"Learning Analytics By Students For Students?" (9/30, Noon). In this session, Dr. Karen Chen, assistant professor of Information Systems, will make the case for why and how students can and should play a more active role in the design and development of learning analytics to improve student success.
"Using Analytics to Predict & Improve Sophomore Retention" (10/14, Noon). In this session, student success colleagues Robert Carpenter, Delana Gregg and Len Mancini, will share how UMBC has worked with HelioCampus to build very accurate models that predict second year retention at the beginning of their third semester. In addition to explaining how the models work, key inputs into them, and where to find the results, they will share how we have begun to act on them.
"Tips & Tricks for Telling Your Story with Data" (11/10, Noon). In this session, Mike Sharkey, an analytics thought leader, teacher, consultant and long-time friend of UMBC, will share his lessons learned using data, narrative and visualizations (including Tableau) to raise awareness and inspire change.
"Mapping Student Pathways Through the Curriculum" (12/2, Noon). As institutions continue to identify barriers to student success one area to explore is how we engage faculty and departments in using learning analytics to take a fresh look, along with a greater understanding, of student pathways toward graduation. In this talk, Dr. Martha Oakley, Assoc. Vice Provost for Undergraduate Education and professor of chemistry at Indiana University Bloomington, will highlight recent developments by IU's Bloomington Assessment and Research (BAR) team to provide faculty and administrators with process maps that show how students actually navigate through curricula.

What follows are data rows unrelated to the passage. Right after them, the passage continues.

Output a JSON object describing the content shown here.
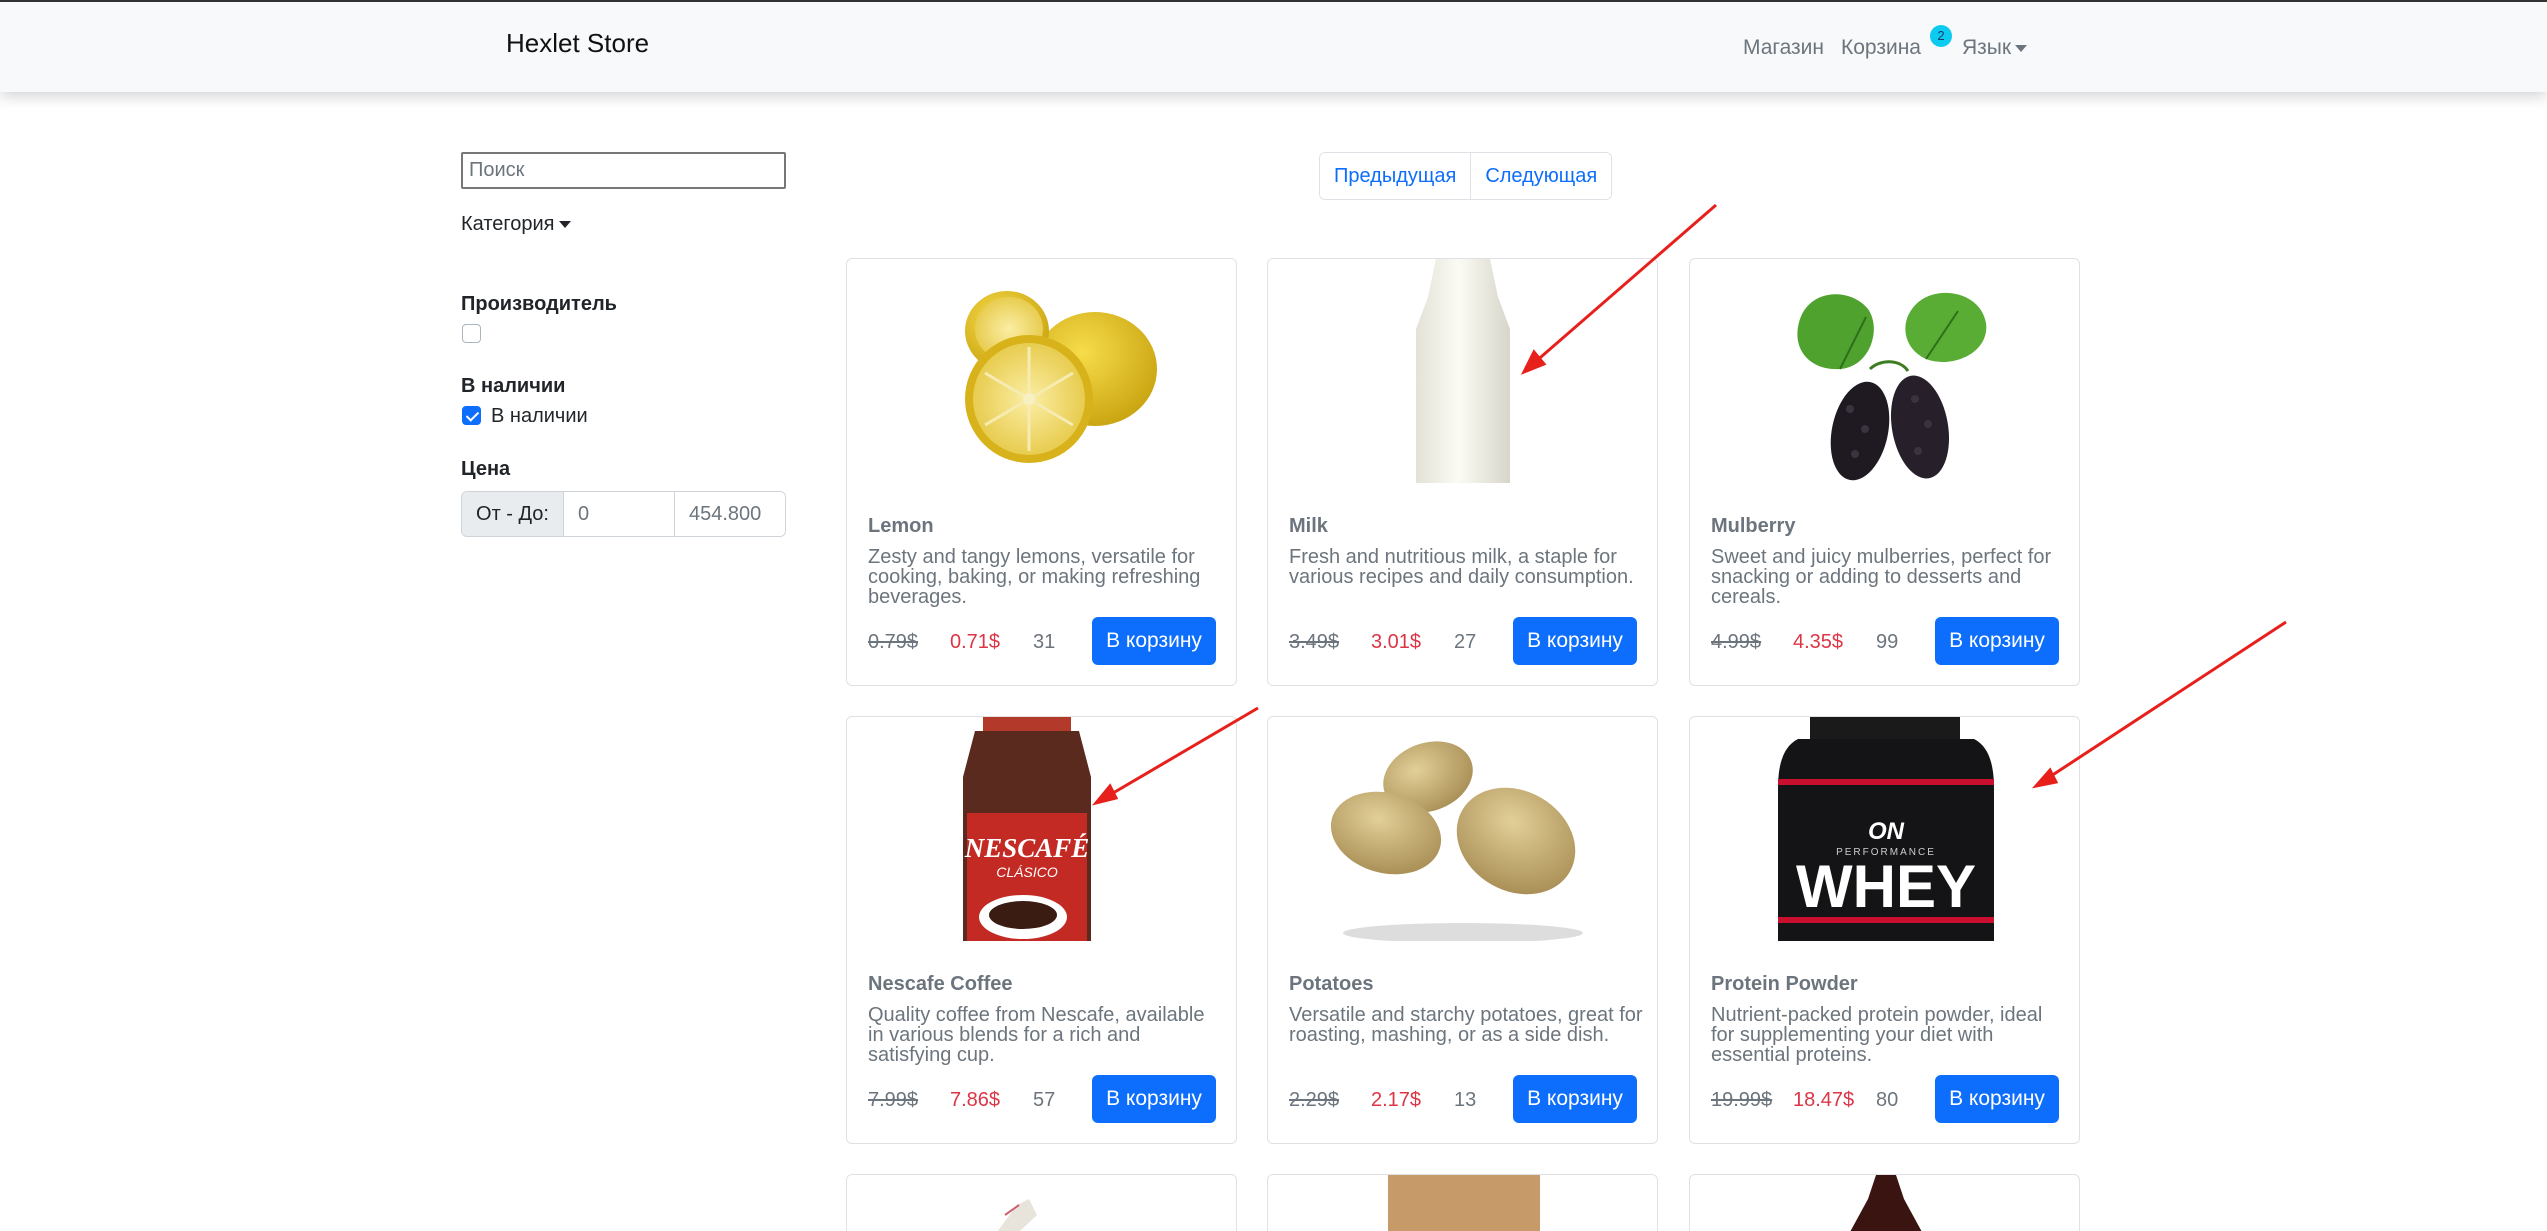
{
  "navbar": {
    "brand": "Hexlet Store",
    "links": {
      "shop": "Магазин",
      "cart": "Корзина",
      "cart_count": "2",
      "language": "Язык"
    }
  },
  "sidebar": {
    "search_placeholder": "Поиск",
    "category_label": "Категория",
    "manufacturer_title": "Производитель",
    "in_stock_title": "В наличии",
    "in_stock_label": "В наличии",
    "price_title": "Цена",
    "price_range_label": "От - До:",
    "price_from": "0",
    "price_to": "454.800"
  },
  "pagination": {
    "prev": "Предыдущая",
    "next": "Следующая"
  },
  "products": [
    {
      "name": "Lemon",
      "description": "Zesty and tangy lemons, versatile for cooking, baking, or making refreshing beverages.",
      "old_price": "0.79$",
      "price": "0.71$",
      "stock": "31",
      "button": "В корзину",
      "image": "lemon"
    },
    {
      "name": "Milk",
      "description": "Fresh and nutritious milk, a staple for various recipes and daily consumption.",
      "old_price": "3.49$",
      "price": "3.01$",
      "stock": "27",
      "button": "В корзину",
      "image": "milk"
    },
    {
      "name": "Mulberry",
      "description": "Sweet and juicy mulberries, perfect for snacking or adding to desserts and cereals.",
      "old_price": "4.99$",
      "price": "4.35$",
      "stock": "99",
      "button": "В корзину",
      "image": "mulberry"
    },
    {
      "name": "Nescafe Coffee",
      "description": "Quality coffee from Nescafe, available in various blends for a rich and satisfying cup.",
      "old_price": "7.99$",
      "price": "7.86$",
      "stock": "57",
      "button": "В корзину",
      "image": "coffee"
    },
    {
      "name": "Potatoes",
      "description": "Versatile and starchy potatoes, great for roasting, mashing, or as a side dish.",
      "old_price": "2.29$",
      "price": "2.17$",
      "stock": "13",
      "button": "В корзину",
      "image": "potatoes"
    },
    {
      "name": "Protein Powder",
      "description": "Nutrient-packed protein powder, ideal for supplementing your diet with essential proteins.",
      "old_price": "19.99$",
      "price": "18.47$",
      "stock": "80",
      "button": "В корзину",
      "image": "protein"
    }
  ],
  "coffee_label": {
    "brand": "NESCAFÉ",
    "variant": "CLÁSICO"
  },
  "protein_label": {
    "logo": "ON",
    "line": "PERFORMANCE",
    "product": "WHEY"
  },
  "colors": {
    "primary": "#0d6efd",
    "sale": "#dc3545",
    "muted": "#6c757d",
    "annotation": "#e8201c"
  }
}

To view prior data science and learning analytics meetings (and recordings), please visit doit.umbc.edu/analytics/community.
~ By John Fritz